The miracles/signs that took place, showing God’s approval and forgiveness:

Drawing of lots always produced “LaHashem” in the right hand
The red ribbon tied to the scapegoat always turned white
The Center light of the Menora always burned until morning
Fire on the copper altar never went out even when it wasn’t properly stoked
Priests felt full even after eating only a small part of the offerings
The smoke of the incense offering would fill the Holy of Holies

The Talmud however, records that many of these miracles ceased to occur about 40 years before the destruction of the second Temple, and never returned. This of course coincides with the time of the death of Yeshua:

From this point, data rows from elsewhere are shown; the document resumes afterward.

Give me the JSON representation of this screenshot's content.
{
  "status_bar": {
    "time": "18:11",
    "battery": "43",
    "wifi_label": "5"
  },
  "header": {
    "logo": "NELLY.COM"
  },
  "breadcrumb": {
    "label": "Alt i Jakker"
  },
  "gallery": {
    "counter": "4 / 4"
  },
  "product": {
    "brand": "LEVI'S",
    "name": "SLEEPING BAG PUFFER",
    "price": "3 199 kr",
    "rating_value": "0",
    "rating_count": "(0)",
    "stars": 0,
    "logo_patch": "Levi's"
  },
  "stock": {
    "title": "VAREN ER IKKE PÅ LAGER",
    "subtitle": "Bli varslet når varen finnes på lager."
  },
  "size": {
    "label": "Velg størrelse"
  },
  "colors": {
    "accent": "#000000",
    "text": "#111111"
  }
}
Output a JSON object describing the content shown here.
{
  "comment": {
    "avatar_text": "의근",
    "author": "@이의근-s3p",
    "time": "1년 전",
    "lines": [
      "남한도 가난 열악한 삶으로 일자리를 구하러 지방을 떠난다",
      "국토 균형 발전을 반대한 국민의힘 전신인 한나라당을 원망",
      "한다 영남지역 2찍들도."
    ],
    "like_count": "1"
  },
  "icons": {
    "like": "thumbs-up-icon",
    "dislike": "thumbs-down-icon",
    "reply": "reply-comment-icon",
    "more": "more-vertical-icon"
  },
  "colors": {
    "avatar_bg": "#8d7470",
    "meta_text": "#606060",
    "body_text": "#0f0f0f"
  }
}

Yoma 39b – During the last forty years before the destruction of the Temple the lot [‘For] did not come up in the right hand; nor did the crimson-coloured strap become white; nor did the westernmost light shine; and the doors of the Hekal would open by themselves, until R. Johanan b. Zakkai rebuked them, saying: Hekal, Hekal, why wilt thou be the alarmer thyself? I know about thee that thou wilt be destroyed, for Zechariah ben Ido has already prophesied concerning thee: Open thy doors, O Lebanon, that the fire may devour thy cedars.

The Aramaic Solution to Jesus’ Conflicting Genealogies

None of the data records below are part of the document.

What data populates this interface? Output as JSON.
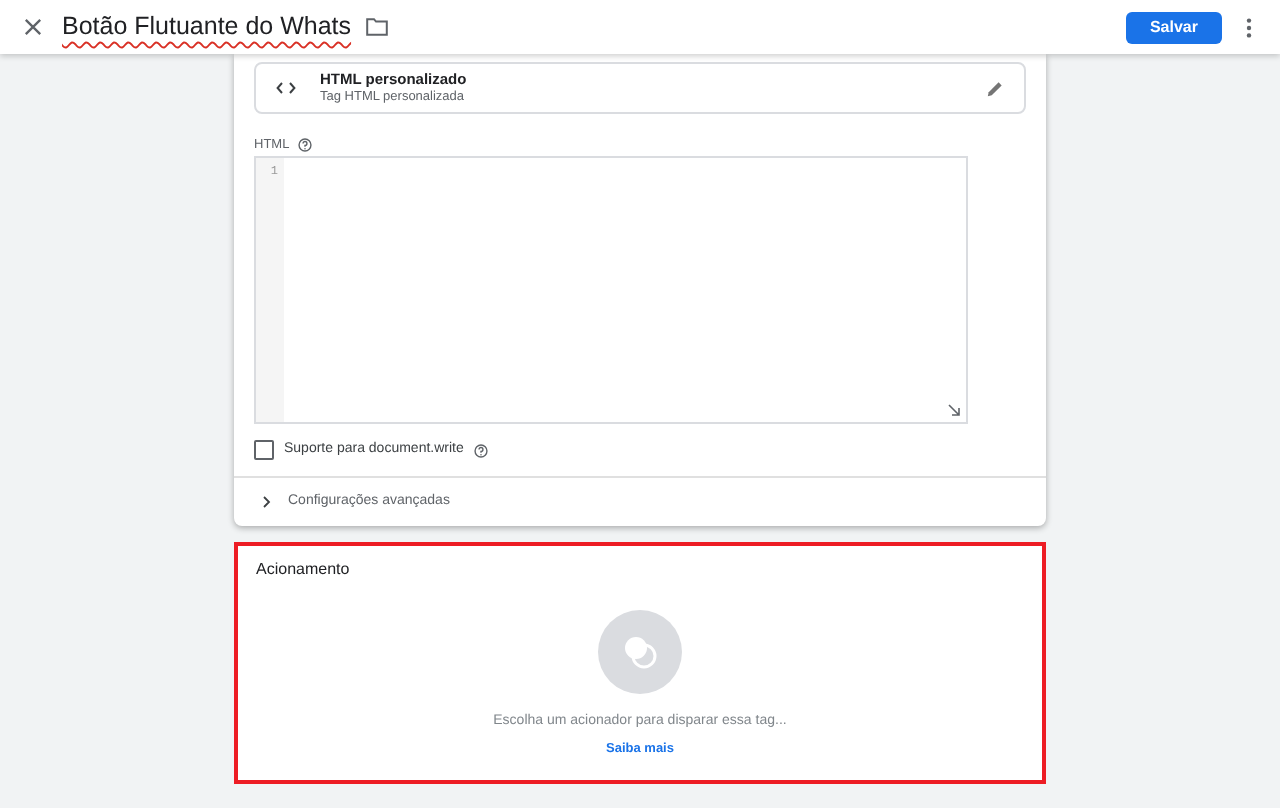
{
  "header": {
    "title": "Botão Flutuante do Whats",
    "save_button": "Salvar"
  },
  "tag_type": {
    "name": "HTML personalizado",
    "subtitle": "Tag HTML personalizada"
  },
  "html_field": {
    "label": "HTML",
    "line_numbers": [
      "1"
    ]
  },
  "document_write": {
    "label": "Suporte para document.write",
    "checked": false
  },
  "advanced": {
    "label": "Configurações avançadas",
    "expanded": false
  },
  "triggering": {
    "title": "Acionamento",
    "highlighted": true,
    "message": "Escolha um acionador para disparar essa tag...",
    "link": "Saiba mais"
  }
}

The following article is invaluable in solving this centuries-old problem. This is yet more evidence of the superiority of the Aramaic Scriptures, the Peshitta. It answers the following questions:
• Why are there only list 13 generations listed from the Captivity of Babylon to Jesus, in Matthew’s
account? Doesn’t Matthew say there should be 14 generations?
• Why does Luke list 20 generations in the second series, and 22 in the third? If this is the same
Joseph, shouldn’t there be 14 generations in the second and third series of Luke as well?
• Why do the lineages of Joseph, the husband of Mary, almost completely differ in the two accounts?
• How can Jesus be the Son of David, if Mary is not a daughter of David?
• If both St. Matthew and St. Luke give the genealogy of St. Joseph, the one through the lineage of Solomon, the other through that of Nathan – how can the lines converge in Joseph? How can Joseph claim descent from King David, through both Nathan and Solomon?

It was written by Paul David Younan, of